Dairy product consumption and the risk of breast cancer

J Am Coll Nutr. 2005 Dec;24(6 Suppl):556S-68S. doi: 10.1080/07315724.2005.10719504.


It has been suggested in some reports that dairy product consumption may increase the risk of breast cancer. This review gives a brief overview of the etiology of breast cancer and in particular the roles of fat, bovine growth hormone, insulin-like growth factor-1 and estrogens. Evidence from animal studies and epidemiology does not support a role for fat in the etiology of breast cancer. The daily intake of insulin-like growth factor-1 and biologically active estrogens from dairy products is minute in comparison to the daily endogenous secretion of these factors in women, whereas bovine growth hormone is biologically inactive in humans. On the other hand, milk contains rumenic acid, vaccenic acid, branched chain fatty acids, butyric acid, cysteine-rich whey proteins, calcium and vitamin D; components, which have the potential to help prevent breast cancer. Evidence from more than 40 case-control studies and 12 cohort studies does not support an association between dairy product consumption and the risk of breast cancer.

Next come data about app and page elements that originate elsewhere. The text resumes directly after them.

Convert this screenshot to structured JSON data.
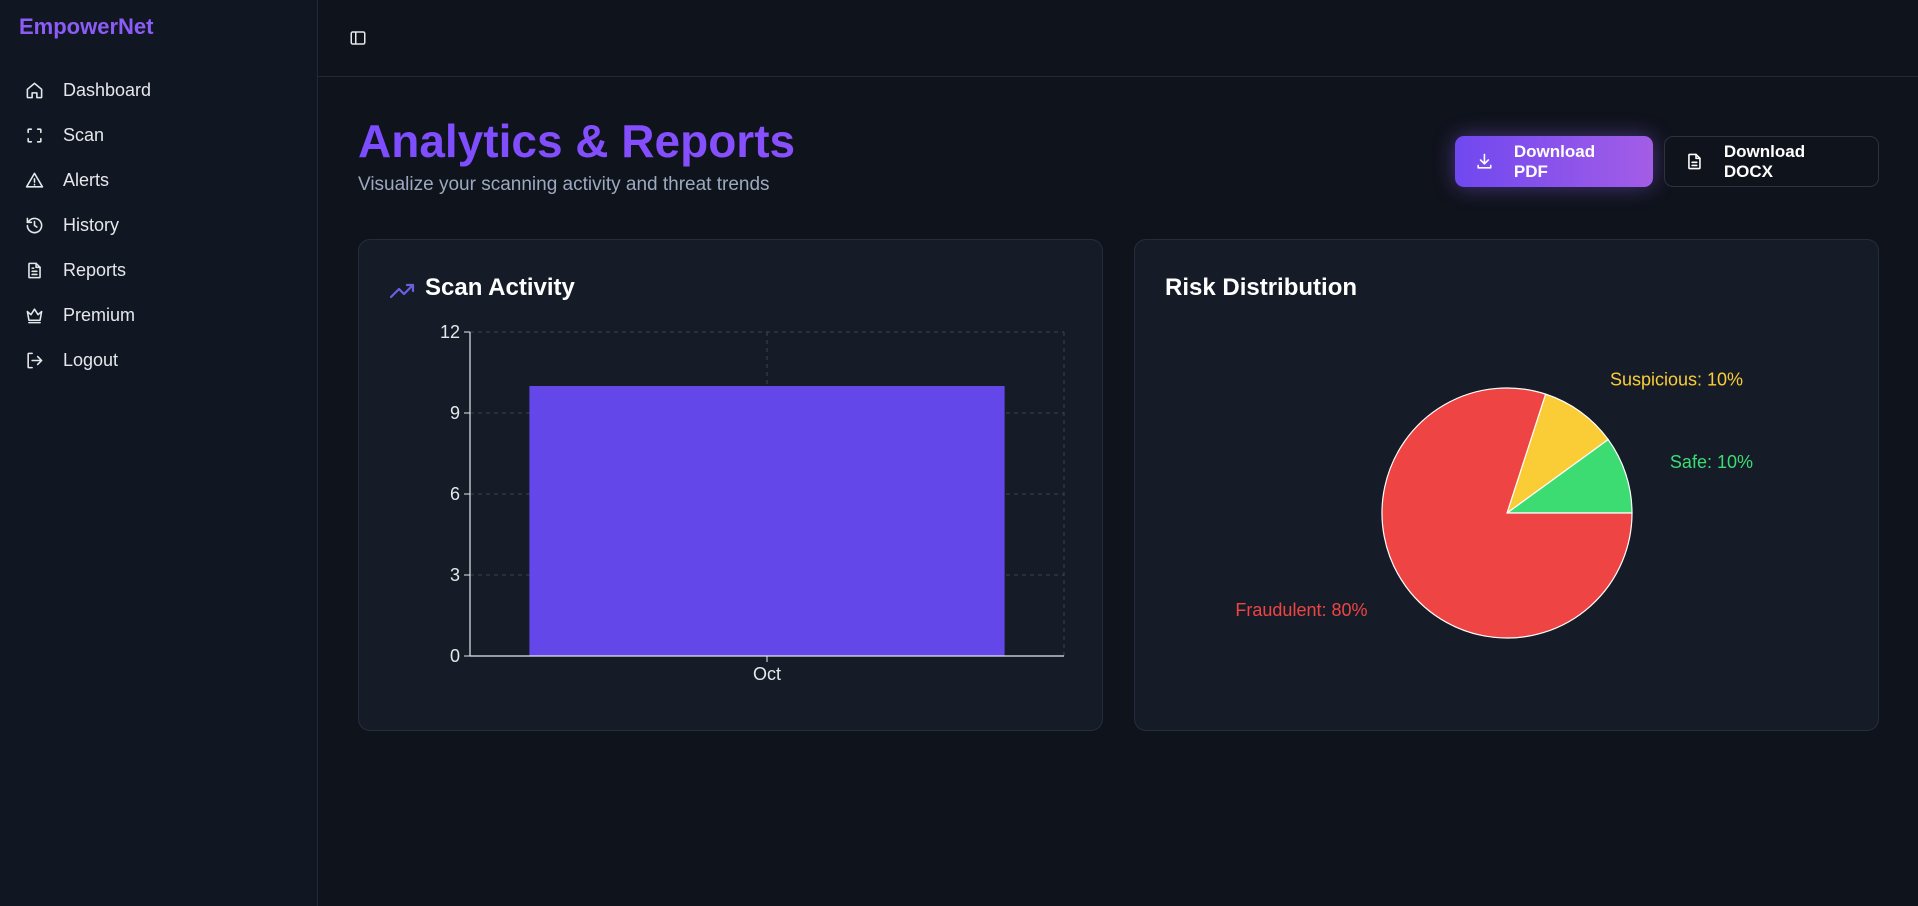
{
  "app": {
    "brand": "EmpowerNet"
  },
  "sidebar": {
    "items": [
      {
        "label": "Dashboard",
        "icon": "home-icon"
      },
      {
        "label": "Scan",
        "icon": "scan-icon"
      },
      {
        "label": "Alerts",
        "icon": "alert-triangle-icon"
      },
      {
        "label": "History",
        "icon": "history-icon"
      },
      {
        "label": "Reports",
        "icon": "document-icon"
      },
      {
        "label": "Premium",
        "icon": "crown-icon"
      },
      {
        "label": "Logout",
        "icon": "logout-icon"
      }
    ]
  },
  "header": {
    "title": "Analytics & Reports",
    "subtitle": "Visualize your scanning activity and threat trends",
    "download_pdf_label": "Download PDF",
    "download_docx_label": "Download DOCX"
  },
  "colors": {
    "accent": "#6646e8",
    "bar": "#6447e8",
    "fraudulent": "#ef4444",
    "suspicious": "#facc35",
    "safe": "#3ddc73"
  },
  "chart_data": [
    {
      "type": "bar",
      "title": "Scan Activity",
      "categories": [
        "Oct"
      ],
      "values": [
        10
      ],
      "ylim": [
        0,
        12
      ],
      "yticks": [
        0,
        3,
        6,
        9,
        12
      ],
      "grid": true
    },
    {
      "type": "pie",
      "title": "Risk Distribution",
      "slices": [
        {
          "name": "Fraudulent",
          "value": 80,
          "label": "Fraudulent: 80%"
        },
        {
          "name": "Suspicious",
          "value": 10,
          "label": "Suspicious: 10%"
        },
        {
          "name": "Safe",
          "value": 10,
          "label": "Safe: 10%"
        }
      ]
    }
  ]
}
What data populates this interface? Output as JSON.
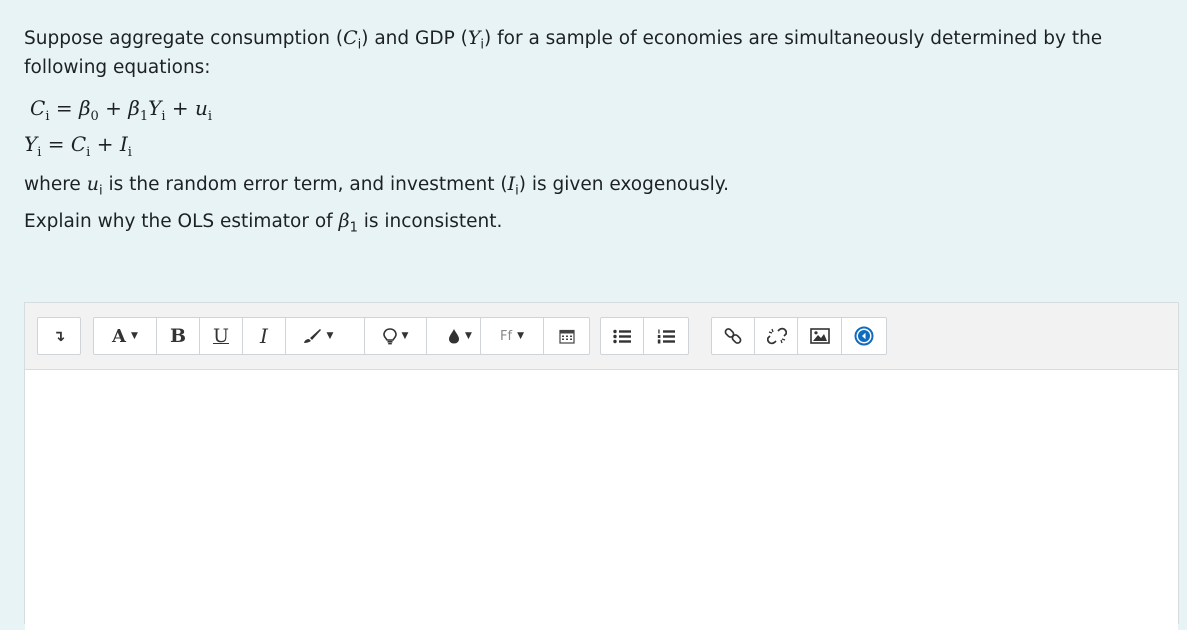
{
  "question": {
    "intro_pre": "Suppose aggregate consumption (",
    "intro_c": "C",
    "intro_mid": ") and GDP (",
    "intro_y": "Y",
    "intro_post": ") for a sample of economies are simultaneously determined by the following equations:",
    "sub_i": "i",
    "eq1": {
      "lhs": "C",
      "eq": " = ",
      "beta": "β",
      "b0": "0",
      "plus": " + ",
      "b1": "1",
      "y": "Y",
      "u": "u"
    },
    "eq2": {
      "lhs": "Y",
      "eq": " = ",
      "c": "C",
      "plus": " + ",
      "i": "I"
    },
    "where_pre": "where ",
    "where_u": "u",
    "where_mid": " is the random error term, and investment (",
    "where_i": "I",
    "where_post": ") is given exogenously.",
    "explain_pre": "Explain why the OLS estimator of ",
    "explain_beta": "β",
    "explain_sub": "1",
    "explain_post": " is inconsistent."
  },
  "toolbar": {
    "collapse_icon": "↴",
    "font_label": "A",
    "bold_label": "B",
    "underline_label": "U",
    "italic_label": "I",
    "font_family_label": "Ff",
    "icons": {
      "brush": "brush-icon",
      "bulb": "lightbulb-icon",
      "drop": "drop-icon",
      "calendar": "calendar-icon",
      "bullet_list": "bullet-list-icon",
      "numbered_list": "numbered-list-icon",
      "link": "link-icon",
      "unlink": "unlink-icon",
      "image": "image-icon",
      "media": "media-icon"
    },
    "accent_color": "#0f6cbf"
  }
}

Publication types

  • Review

MeSH terms

  • Breast Neoplasms / epidemiology*
  • Breast Neoplasms / etiology
  • Confounding Factors, Epidemiologic
  • Dairy Products*
  • Dietary Fats / administration & dosage
  • Dietary Fats / adverse effects
  • Estrogens / physiology
  • Evidence-Based Medicine
  • Female
  • Growth Hormone / physiology
  • Humans
  • Insulin-Like Growth Factor I / physiology
  • Risk Factors


  • Dietary Fats
  • Estrogens
  • Insulin-Like Growth Factor I
  • Growth Hormone